I hadn't had the Majik Buss a month when the Uber Buss showed up at my door. To be honest with you, I was sort of rooting against the thing. I so wanted to convince myself that even if it was slightly better, it would not be worth the extra $400. Unfortunately, the Uber proved to be much more of an improvement than I had hoped it might be. I even asked Dave if I could hold on to the Uber beyond the audition period because I was hoping to plug the Majik Buss back into the system after a prolonged foray with the Uber. I cannot tell you that the Uber does this or that better than the Majik Buss. It just raises the bar on the Majik in all parameters. In the end, I never did plug the Rowland back into the Majik Buss. For better or worse, I decided that $400 was a small price to pay to be secure in the knowledge that short of a complete system reconfiguration (which will not be coming anytime soon), the system was sounding the best it ever had and perhaps the best it can sound. If you can swing the extra bucks for the Uber, I would suggest you start and end there.
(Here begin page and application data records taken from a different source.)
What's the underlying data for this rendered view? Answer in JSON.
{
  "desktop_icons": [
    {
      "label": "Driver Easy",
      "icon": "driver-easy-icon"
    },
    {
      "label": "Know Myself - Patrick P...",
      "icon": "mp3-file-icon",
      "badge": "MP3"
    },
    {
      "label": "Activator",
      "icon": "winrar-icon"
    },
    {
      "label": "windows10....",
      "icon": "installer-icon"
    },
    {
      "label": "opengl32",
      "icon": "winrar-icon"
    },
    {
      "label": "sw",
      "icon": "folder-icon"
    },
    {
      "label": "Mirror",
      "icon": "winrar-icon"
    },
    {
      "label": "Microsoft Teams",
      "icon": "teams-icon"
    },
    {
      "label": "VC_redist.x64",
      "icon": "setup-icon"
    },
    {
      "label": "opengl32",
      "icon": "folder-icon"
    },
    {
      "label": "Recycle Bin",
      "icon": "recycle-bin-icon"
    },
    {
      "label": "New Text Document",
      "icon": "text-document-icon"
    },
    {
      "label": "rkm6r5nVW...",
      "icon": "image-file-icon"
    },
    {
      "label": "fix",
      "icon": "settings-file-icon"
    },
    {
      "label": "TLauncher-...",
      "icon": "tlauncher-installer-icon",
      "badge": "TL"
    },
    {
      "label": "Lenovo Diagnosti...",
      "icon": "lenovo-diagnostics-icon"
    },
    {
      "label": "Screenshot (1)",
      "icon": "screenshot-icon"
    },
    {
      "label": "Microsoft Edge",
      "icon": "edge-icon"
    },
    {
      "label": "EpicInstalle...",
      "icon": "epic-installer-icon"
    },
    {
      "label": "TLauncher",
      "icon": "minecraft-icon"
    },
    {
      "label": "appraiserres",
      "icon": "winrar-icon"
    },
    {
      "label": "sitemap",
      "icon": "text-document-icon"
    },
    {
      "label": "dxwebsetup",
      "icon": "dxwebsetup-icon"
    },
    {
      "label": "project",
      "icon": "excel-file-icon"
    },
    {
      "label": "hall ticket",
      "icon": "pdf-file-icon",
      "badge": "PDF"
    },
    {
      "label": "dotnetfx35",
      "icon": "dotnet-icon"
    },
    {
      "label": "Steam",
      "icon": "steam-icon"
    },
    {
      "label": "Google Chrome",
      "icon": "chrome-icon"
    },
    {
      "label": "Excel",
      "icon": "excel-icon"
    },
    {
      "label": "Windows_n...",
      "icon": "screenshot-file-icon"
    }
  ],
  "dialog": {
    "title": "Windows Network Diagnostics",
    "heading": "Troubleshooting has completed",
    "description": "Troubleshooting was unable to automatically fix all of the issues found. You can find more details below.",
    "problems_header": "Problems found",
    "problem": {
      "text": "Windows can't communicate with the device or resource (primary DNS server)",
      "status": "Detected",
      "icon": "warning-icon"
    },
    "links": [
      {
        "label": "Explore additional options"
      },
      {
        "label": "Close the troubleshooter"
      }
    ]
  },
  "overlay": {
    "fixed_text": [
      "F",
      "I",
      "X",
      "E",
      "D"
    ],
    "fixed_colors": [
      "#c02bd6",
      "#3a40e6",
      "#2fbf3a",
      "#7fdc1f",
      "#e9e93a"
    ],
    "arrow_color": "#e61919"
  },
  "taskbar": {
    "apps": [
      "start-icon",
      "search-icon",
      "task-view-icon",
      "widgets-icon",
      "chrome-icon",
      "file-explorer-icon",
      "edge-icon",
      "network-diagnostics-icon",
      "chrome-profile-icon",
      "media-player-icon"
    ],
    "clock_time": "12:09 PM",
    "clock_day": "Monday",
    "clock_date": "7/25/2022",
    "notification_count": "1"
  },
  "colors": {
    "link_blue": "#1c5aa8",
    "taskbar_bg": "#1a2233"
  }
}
I could insert all the usual audiophile adjectives here to express how the Majik/Uber Buss elevated the performance of my system, but I am not sure that would help predict what this thing might do in your system. It has increased the emotional impact of my system, which at least in my mind is the reason I invest so much of my time and money into this hobby. The Buss has brought me closer to the way the artist intended his recording to sound. I now turn on the system with greater confidence that my evening will be spent listening to music rather than watching TV.
A review of the Majik/Uber Buss would not be complete without saying a few words about Dave Elledge, the designer and proprietor of PI Audio. From the first contact Dave has been a complete gentleman. He has answered every e-mail I have sent him, not within days, but within hours. He never tried to oversell the product. Not once during the audition period did he try to pressure me into closing the deal. All he asked was that I give him my honest impressions of the product. When I asked to extend the audition period, he told me to take whatever time I needed. At that point, I had his product; he had yet to receive my money.
As a final note, I should mention that the Buss (Majik and Uber) is sensitive to the power cord you feed it. I had Dave custom make my Majik Buss with a 20 amp IEC since the Model 10 is fitted with a 20 amp IEC. I initailly used the stock Rowland cord to come out of the Majik and then switched to another aftermarket cord. Around this time, Bob Grost announced the release of his “Nano” cables, including a new power cable. This was an additional reason I asked to extend the audition period. Bob's cable is just sublime with the Buss. There is virtually no break-in and the cables are not suscetible to movement. The cord is absolutely neutral. It imparts no imprint of its own and lets the Buss do its thing without getting in the way. I fully endorse the PI Audio power correction filter device and encourage anyone who thinks his power situation may be compromising the performance of his/her system to give it a try. I suspect the poularity of these things will one day force Dave to discontinue the audition policy, but I for one am happy I took advantage of it.